Pontoon boats are used for pleasure on lakes and rivers, and in some cases on oceans close to shore. Pontoon watersport activities include tubing, waterskiing, and wakeboarding. Common pontoon accessories include inflatable slides, diving boards, sun shades, and Bimini tops.[5]
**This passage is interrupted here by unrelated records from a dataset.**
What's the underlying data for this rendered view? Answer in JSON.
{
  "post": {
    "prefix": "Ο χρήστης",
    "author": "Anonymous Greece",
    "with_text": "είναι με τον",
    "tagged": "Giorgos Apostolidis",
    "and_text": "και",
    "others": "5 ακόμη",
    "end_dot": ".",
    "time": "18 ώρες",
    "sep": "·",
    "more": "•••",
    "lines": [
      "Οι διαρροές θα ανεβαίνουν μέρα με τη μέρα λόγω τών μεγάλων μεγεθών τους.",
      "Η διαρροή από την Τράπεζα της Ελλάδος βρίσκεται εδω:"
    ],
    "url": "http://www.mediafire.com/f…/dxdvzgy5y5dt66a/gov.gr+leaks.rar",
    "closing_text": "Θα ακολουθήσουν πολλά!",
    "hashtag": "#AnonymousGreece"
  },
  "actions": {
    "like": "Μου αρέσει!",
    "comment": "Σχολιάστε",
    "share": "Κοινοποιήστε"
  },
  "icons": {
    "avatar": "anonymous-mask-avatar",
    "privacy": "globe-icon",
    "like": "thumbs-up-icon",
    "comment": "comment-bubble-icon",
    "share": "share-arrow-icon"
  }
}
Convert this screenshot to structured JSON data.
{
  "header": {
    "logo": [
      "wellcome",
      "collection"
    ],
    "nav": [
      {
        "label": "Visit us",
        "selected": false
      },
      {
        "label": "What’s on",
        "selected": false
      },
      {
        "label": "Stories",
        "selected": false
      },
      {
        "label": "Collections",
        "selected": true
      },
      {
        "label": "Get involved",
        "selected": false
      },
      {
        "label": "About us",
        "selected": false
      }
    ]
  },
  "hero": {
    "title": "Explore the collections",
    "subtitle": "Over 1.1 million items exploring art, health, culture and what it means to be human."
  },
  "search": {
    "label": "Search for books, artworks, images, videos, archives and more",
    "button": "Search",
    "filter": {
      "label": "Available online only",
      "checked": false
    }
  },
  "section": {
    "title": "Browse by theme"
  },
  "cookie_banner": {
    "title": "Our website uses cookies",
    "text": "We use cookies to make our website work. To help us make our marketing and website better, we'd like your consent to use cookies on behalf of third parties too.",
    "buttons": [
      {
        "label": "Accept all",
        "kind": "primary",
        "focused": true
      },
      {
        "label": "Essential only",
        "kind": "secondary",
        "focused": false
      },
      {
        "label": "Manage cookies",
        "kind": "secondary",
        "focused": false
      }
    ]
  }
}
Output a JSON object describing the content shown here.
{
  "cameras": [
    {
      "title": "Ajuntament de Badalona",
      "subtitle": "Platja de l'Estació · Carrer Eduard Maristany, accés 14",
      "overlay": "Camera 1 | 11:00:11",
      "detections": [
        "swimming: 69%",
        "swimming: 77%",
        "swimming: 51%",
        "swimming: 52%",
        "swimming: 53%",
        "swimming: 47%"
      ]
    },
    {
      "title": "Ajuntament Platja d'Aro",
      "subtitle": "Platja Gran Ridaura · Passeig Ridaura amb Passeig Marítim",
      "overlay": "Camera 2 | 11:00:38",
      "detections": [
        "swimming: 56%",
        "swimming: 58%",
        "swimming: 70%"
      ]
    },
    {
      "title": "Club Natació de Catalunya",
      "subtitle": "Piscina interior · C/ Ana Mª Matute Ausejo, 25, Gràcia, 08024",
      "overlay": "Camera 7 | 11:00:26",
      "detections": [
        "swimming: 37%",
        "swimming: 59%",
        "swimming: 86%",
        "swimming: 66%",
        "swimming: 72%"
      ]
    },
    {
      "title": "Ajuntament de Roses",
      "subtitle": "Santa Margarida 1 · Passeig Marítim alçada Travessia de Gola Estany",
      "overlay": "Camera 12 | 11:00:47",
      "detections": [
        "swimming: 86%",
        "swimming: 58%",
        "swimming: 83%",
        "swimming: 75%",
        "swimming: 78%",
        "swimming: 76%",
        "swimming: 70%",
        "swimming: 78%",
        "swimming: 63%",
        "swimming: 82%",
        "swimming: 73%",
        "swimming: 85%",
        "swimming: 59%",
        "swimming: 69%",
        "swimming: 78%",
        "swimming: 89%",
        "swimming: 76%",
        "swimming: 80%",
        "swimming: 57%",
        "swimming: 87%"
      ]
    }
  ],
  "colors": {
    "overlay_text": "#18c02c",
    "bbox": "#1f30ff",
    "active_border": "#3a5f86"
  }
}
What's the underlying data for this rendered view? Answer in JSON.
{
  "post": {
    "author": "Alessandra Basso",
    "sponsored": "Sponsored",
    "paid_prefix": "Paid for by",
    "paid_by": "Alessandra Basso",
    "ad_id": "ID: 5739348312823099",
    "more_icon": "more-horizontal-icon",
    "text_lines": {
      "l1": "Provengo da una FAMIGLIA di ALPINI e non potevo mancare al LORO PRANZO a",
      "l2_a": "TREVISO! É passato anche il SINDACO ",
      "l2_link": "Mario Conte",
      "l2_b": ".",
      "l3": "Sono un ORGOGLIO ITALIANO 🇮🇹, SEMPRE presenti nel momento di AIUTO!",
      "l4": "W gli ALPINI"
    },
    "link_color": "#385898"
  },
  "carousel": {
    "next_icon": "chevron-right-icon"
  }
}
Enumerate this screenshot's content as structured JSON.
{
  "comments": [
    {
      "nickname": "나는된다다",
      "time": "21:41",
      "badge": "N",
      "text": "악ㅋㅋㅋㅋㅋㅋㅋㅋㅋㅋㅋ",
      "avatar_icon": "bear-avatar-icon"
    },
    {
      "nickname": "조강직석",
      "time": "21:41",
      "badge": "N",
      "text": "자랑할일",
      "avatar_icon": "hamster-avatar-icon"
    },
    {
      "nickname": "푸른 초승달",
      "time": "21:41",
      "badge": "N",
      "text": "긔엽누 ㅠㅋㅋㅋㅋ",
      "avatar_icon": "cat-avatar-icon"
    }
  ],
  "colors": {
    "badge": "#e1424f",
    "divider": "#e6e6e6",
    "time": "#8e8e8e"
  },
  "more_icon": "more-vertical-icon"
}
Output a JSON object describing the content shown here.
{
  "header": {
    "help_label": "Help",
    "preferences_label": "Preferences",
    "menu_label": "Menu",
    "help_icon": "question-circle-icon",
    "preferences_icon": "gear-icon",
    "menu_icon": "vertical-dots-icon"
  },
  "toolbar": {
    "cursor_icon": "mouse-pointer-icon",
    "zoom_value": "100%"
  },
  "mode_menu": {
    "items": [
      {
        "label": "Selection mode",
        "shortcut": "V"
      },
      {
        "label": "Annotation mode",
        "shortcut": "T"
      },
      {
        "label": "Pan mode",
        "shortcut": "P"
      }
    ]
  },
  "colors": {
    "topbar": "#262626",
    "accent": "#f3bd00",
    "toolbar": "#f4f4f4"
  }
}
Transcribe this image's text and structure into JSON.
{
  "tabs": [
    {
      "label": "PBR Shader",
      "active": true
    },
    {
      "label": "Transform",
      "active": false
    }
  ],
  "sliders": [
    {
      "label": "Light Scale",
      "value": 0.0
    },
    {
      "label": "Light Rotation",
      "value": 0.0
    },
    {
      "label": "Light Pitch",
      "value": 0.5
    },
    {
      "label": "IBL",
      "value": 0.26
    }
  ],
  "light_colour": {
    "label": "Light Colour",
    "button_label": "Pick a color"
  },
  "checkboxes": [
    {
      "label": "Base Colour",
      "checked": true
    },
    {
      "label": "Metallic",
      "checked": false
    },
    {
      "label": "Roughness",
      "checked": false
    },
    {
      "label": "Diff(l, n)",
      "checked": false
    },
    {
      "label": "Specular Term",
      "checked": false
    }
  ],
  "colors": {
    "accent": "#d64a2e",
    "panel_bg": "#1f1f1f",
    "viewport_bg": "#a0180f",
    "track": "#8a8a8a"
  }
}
They are also used as small vessel ferries to cross rivers and lakes in many parts of the world, especially in Africa. Pontoon ferries may be motorized, such as the Kazungula Ferry across the Zambezi River, or powered by another boat, or pulled by cables. A type of ferry known as the cable ferry (also called punts in medieval times and in modern Australia and New Zealand) pull themselves across a river using a motor or human power applied to the cable, which also guides the pontoon. Pontoons may support a platform, creating a raft. A raft supporting a house-like structure is a houseboat. A pontoon boat keeping a sauna cabin is called a sauna boat or sauntoon.[6]

Small inflatable pontoon boats are one or two-person, catamaran-type boats, designed for leisure and fishing. Their pontoons are made out of abrasion-resistant PVC and nylon with aluminum, steel, and plastic frames for support. In today’s setting, more and more people prefer to use frameless pontoon boats.[citation needed] They are powered with paddles, oars and often with electric trolling motors using deep cycle lead batteries. Commonly they are equipped with motor mount, battery storage area, fishing rod holders, canopy, fishfinder mount, small anchor, and other required fishing gear. Such boats are suitable for ponds, lakes, rivers, and seas during calm weather. However, due to their light weight, they are susceptible to waves and windy conditions. Nonetheless, such boats are often used even for big game fishing.



The pontoon effect is when a large force applied to the side capsizes a pontoon boat without much warning, particularly a top-heavy boat.

See also



  1. ^ "Pontoon Boats". Boats.com. Retrieved May 10, 2024.
  2. ^ McDonald, Pete (May 2, 2017). "Totally Tubular". Boating.
  3. ^ Lewandowski, Bill. "Ambrose Weeres and His Idea that Started an Industry". Pontoonopedia. Retrieved May 10, 2024.
  4. ^ a b Thompson, Doug (July 1, 2016). "Not Your Father's Pontoon". Boating World.
  5. ^ "Pontoon Boats". Pontoon Boats. October 17, 2023. Retrieved May 10, 2024.
  6. ^ "Northern Ontario business builds floating saunas". CBC News. October 16, 2021. Retrieved May 10, 2024.